11th November 2010 Words: Jamie Darlow Photos: Chris Catchpole
Longing to escape tarmac for a while but don’t want to sacrifice the sprightly ride of a road bike? KHS’s CX200 is a quality cyclo-cross machine that won’t break the bank.
At work these days I now sit hunched over the screen, staring at computer mapping programs, trying to work ever more complex commutes to the office. Sometimes those routes involve intricately linking sections of bridleway, sometimes sections of national trail; always though, they involve getting hopelessly lost on the ride, but having enormous fun.
Riding a cyclo-cross bike has brought about a significant change in me, where my work life is now about the journey rather than the destination, and a cross bike has opened doors to trails like no other form of transport. I’m hooked — swapping juggernauts on the A23 for horses and riders on the North Downs Way. What’s not to like?
Bang for your buck
KHS’s CX200 is easy to like. For starters, at £900 it’s probably the best value cross bike you can buy — scan your eyes down the spec sheet, pausing briefly at the cromoly steel fork and Shimano 105 rear derailleur and you’ll see what I mean. It’s also surprisingly lightweight — at 10.7kg it beats the pants off a mountain bike.
KHS can build its bikes cheaply because it doesn’t use dealers, meaning if you want one you just fill out the online form, cutting out the middle man. That does come with some drawbacks, however — you can’t pop into a bike shop and sit on one to decide before you buy and you have to work out the sizing yourself. Once ordered, you can send it back for £20 though. So assuming you know what you want from a bike, the KHS is top value.
While the frame is double-butted aluminium alloy to keep the weight down, KHS has specced a cromoly steel fork on the front end, and the hardened steel works well to take some of the buzz out of the trail. At the grand price point it’s more usual to have a carbon fork doing this trail-calming job but I liked the added security and durability of steel — it’s less likely to scratch up too. There are also drillings for a rack or guards meaning you could tour with the bike or use it as a winter commuter.
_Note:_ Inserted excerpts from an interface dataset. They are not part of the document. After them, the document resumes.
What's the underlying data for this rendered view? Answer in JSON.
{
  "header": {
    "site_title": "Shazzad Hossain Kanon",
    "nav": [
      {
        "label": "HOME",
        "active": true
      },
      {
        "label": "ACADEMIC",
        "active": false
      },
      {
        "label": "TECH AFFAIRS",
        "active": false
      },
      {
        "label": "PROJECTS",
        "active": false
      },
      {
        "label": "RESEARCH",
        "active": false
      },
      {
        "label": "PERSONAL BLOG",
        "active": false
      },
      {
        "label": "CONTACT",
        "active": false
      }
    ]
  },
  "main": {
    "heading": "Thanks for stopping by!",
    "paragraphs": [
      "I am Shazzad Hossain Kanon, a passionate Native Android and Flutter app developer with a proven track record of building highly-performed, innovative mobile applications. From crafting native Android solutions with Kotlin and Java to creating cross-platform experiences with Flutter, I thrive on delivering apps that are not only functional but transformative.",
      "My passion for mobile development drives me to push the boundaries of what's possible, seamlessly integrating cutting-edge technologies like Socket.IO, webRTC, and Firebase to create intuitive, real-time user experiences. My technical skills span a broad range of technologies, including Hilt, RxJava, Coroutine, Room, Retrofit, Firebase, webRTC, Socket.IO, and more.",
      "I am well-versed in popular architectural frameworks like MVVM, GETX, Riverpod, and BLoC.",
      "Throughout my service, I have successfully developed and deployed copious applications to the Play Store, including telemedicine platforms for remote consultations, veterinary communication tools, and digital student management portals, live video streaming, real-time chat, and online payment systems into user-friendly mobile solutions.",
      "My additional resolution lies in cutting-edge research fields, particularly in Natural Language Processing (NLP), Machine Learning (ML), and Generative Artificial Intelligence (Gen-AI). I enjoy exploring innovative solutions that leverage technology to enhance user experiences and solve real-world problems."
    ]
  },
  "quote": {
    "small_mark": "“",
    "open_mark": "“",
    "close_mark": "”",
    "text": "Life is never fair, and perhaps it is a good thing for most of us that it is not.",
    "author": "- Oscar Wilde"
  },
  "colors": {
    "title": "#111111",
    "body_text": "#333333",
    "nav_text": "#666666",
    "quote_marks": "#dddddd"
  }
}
Remember how I said the weight beats the pants off a mountain bike? The ride scared the pants off me, too, at first anyway — the head angle is steep for an all-rounder, at 71°, making the bike feel lively.
This takes a bit of getting used to when you’ve been riding mountain bikes all your life, but it starts to make sense after a while — snappy steering works when you’re carving out turns off-road, plus it’s nothing you can’t handle if you’re riding bridleways and basic trails and finally when you pull back onto the road it feels like a regular road bike. I don’t think I’ll be taking it down any serious mountain bike runs though.
Braking power is laid on by Tektro Oryx alloy cantis and they do a pretty good job. Just don’t expect the bike to have as much stopping power as a disc brake-equipped mountain bike or road bike with tarmac under its wheels — the combination of loose terrain, skinny tyres and lightweight brakes means you need to go carefully on steep descents.
Getting on the drops was the safest way to rattle down really fast descents, but make sure you switch from the hoods before the descent begins, as it’s tough to do when the bike’s bucking like a maniac.
That’s all par for the course, though; the whole point of a cross bike is it’s light and fast. The Kenda tyres are also a pretty decent choice for slippy, off-road riding, as they’re plenty grippy enough with a wide footprint and larger lugs than you usually find on a cross bike. The durometer (tyre hardness measuring machine) reads 60tpi, though, so they roll well.
And boy is it quick. My usual road ride to work takes one hour 40, but off road I can cover the same distance in a little over two hours — why the hell have I been doing all those commutes, dawdling about on the road ride?
There are some very nice touches to the KHS that make it feel like it’s really been designed to ride off road. Rather than routing all the cabling on the down tube, right in the way of the flying crud, the rear mech and back brake cables run along the side of the top tube and down the seatpost — other manufacturers tend to run it down the crud route or cable internally, the latter making replacing cables sometimes tricky and the frame itself more expensive.
Hit the road
Back on the tarmac, the bike feels very comfortable and relaxed, but this is mostly due to the extra give in the off-road tyres as the bike itself is stiff and responsive. Those tyres make the bike a comfortable ride over potholes and wet drain covers that seem to multiply in winter, meaning the KHS will be my commuter choice if we have a big freeze again this winter.